Relative connectivity indices were developed to identify locations vulnerable to disturbance due to isolation from larval sources and key source, stepping-stone and sink locations for the transfer of genetic material, important in influencing resilience and adaptive potential (Munday et al., 2009). These indices should be incorporated into models predicting reef distribution (e.g. Couce et al., 2012). The indices support hypotheses of relationships between connectivity and species diversity gradients. For example, the central Indo-Pacific, GBR and western Indian Ocean all showed peaks in connectivity in the model, reflecting a combination of biased westerly dispersal in major ocean currents as well as high habitat density. Our ultimate aim is a model framework able to assess dispersal control on coral distribution shifts under coming decadal to century environmental change (e.g. Yamano et al., 2011) as well as the effect of changes in ocean temperature and chemistry on dispersal and connectivity. Future work includes improving model representation of the physical controls on larval release, dispersal and settlement success.


We are grateful to J. Helgers for the adaptation of the Connectivity Modelling System (CMS) to circumglobal tracking and programming, to Steve Simpson, Amy Clement, Ben Kirtman, John McManus, Elena Couce and Nancy Jones for stimulating ideas and discussions, and Gethin Williams, Dan Holstein and Andrew Kough for valuable technical assistance. We thank Sean Connolly and José Alexandre Diniz-Filho for their valuable editorial advice, and Mary O'Connor and two anonymous referees for their insightful comments. S.W. is funded by a NERC postgraduate research grant (NERC/GEOG.SN1604.6525). Support for C.B.P. and CMS development comes from NSF-RAPID OCE-10-48697 and OCE-0928423. A.R. acknowledges support from The Royal Society in the form of a University Research Fellowship, plus funding from NERC NE/H017453/1. Support for E.J.H. comes from the UK Natural Environment Research Council in the form of a NERC fellowship to E.J.H. (NE/D010012/1) and an RCUK Academic Fellowship. This work was carried out using the computational facilities of the Advanced Computing Research Centre, University of Bristol (
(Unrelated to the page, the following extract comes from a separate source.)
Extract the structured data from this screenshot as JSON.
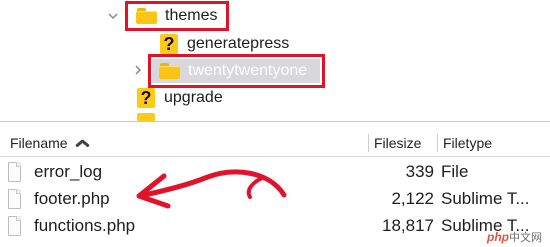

Sally Wood is a PhD student at the University of Bristol with a background in earth, atmospheric and life sciences, Sally's research interests are in ecological responses to environmental change, focusing on coral reefs, with the goal of informing appropriate management and protection of marine ecosystems in an uncertain future.